# [WHAT YOU HAVE TO DO]
Could you find each line of the data below that contains the word "episodes" and copy those lines?

|---|

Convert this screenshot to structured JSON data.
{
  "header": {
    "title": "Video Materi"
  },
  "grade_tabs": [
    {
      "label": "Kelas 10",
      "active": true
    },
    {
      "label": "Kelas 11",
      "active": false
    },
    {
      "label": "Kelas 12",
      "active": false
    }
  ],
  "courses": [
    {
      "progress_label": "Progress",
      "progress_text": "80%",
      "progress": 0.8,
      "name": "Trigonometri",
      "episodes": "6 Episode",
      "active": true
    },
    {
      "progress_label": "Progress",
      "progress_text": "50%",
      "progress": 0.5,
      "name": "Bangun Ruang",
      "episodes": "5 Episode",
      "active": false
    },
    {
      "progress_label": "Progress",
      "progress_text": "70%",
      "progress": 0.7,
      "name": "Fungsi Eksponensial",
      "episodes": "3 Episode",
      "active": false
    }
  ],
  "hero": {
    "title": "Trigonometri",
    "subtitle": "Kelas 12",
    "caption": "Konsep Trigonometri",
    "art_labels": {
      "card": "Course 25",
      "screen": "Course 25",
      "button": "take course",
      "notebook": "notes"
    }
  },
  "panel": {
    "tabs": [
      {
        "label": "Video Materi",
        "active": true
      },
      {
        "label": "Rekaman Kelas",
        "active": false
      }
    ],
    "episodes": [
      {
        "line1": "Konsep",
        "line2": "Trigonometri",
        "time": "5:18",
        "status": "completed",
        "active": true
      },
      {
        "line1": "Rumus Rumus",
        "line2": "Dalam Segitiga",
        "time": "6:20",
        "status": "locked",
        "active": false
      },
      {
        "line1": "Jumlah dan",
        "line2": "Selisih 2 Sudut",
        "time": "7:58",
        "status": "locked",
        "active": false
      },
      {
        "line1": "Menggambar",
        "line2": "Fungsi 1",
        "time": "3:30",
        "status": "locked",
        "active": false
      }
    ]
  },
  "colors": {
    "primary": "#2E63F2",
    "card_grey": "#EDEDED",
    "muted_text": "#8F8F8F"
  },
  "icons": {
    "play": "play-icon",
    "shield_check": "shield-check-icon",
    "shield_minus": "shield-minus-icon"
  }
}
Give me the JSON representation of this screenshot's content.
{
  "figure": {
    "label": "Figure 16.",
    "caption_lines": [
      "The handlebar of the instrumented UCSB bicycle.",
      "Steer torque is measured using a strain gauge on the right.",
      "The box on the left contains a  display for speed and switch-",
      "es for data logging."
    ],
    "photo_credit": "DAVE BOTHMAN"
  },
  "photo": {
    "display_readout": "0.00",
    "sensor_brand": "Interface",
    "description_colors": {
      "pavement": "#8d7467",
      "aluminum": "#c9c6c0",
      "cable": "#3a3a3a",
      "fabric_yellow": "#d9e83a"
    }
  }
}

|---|

# [SOLUTION TO THE PROBLEM]
      "episodes": "6 Episode",
      "episodes": "5 Episode",
      "episodes": "3 Episode",
    "episodes": [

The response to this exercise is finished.